--- What is needed ---
Tally every line of the listing where the string "name" is found, and state the total alone.

--- Given records ---
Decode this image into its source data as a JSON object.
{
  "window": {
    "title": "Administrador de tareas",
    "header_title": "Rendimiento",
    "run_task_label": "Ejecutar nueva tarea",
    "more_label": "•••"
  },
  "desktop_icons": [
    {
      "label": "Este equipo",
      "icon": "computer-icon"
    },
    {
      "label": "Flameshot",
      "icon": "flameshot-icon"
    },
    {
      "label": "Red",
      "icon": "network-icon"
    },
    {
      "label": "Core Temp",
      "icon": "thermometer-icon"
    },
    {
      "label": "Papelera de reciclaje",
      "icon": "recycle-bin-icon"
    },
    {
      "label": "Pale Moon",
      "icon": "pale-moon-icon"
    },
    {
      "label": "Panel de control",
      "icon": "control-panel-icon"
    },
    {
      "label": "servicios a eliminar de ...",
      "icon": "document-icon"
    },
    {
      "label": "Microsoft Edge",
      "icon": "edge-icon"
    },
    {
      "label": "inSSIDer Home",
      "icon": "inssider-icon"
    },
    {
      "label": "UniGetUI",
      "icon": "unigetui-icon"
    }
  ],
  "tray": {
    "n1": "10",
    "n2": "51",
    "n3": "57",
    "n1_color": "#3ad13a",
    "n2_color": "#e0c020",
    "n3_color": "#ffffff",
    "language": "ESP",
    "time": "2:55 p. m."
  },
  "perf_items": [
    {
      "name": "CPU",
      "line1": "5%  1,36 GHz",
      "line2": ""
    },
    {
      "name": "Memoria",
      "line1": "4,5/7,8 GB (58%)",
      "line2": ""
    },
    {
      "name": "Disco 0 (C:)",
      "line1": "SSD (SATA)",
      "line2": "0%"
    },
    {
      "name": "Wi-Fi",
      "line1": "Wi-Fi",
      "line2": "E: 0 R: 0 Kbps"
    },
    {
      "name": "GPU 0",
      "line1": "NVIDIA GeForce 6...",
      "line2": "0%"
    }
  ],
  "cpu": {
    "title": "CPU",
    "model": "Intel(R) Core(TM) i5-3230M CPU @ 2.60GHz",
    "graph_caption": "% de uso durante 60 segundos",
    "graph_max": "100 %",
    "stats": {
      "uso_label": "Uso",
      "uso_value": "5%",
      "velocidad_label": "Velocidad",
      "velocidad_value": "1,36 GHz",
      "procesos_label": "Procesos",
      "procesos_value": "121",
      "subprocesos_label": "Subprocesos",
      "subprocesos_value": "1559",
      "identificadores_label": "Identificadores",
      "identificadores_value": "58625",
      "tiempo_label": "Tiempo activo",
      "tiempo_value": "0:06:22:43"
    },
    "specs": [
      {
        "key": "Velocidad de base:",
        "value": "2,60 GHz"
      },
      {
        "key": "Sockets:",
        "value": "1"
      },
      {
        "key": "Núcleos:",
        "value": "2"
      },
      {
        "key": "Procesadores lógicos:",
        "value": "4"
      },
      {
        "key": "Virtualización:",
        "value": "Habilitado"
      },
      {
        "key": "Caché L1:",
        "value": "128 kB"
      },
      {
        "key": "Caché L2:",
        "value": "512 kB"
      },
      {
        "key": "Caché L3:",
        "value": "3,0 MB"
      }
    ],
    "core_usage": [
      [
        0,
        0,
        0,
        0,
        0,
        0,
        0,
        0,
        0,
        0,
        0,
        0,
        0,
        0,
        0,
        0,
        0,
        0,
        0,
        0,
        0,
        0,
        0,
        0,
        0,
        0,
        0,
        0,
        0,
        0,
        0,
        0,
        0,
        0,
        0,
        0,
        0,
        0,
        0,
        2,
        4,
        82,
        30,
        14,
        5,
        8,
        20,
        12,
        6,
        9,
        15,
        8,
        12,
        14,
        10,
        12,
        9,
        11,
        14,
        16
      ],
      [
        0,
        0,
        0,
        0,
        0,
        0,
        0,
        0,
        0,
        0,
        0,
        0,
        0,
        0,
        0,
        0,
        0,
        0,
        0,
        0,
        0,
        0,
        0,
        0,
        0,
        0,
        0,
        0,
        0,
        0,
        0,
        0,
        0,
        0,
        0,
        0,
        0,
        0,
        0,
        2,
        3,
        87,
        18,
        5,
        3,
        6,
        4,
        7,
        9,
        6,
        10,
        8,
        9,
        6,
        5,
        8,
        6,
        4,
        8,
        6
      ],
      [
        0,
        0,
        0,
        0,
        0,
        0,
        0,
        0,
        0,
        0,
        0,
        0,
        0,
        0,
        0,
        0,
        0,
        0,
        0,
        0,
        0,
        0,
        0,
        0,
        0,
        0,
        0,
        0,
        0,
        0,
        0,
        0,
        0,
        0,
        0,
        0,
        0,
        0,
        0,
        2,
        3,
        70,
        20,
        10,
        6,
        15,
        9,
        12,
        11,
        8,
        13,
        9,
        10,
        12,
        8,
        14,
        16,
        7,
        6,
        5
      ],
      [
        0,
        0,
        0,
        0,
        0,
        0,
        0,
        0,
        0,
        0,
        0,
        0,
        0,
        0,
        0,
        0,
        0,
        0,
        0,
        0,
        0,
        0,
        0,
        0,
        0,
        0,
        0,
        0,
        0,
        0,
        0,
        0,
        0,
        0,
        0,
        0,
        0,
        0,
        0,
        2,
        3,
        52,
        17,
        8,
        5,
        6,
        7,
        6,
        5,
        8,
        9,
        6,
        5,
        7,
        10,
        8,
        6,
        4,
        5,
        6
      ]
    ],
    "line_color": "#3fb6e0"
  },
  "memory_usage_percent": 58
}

--- Solution for this exercise ---
5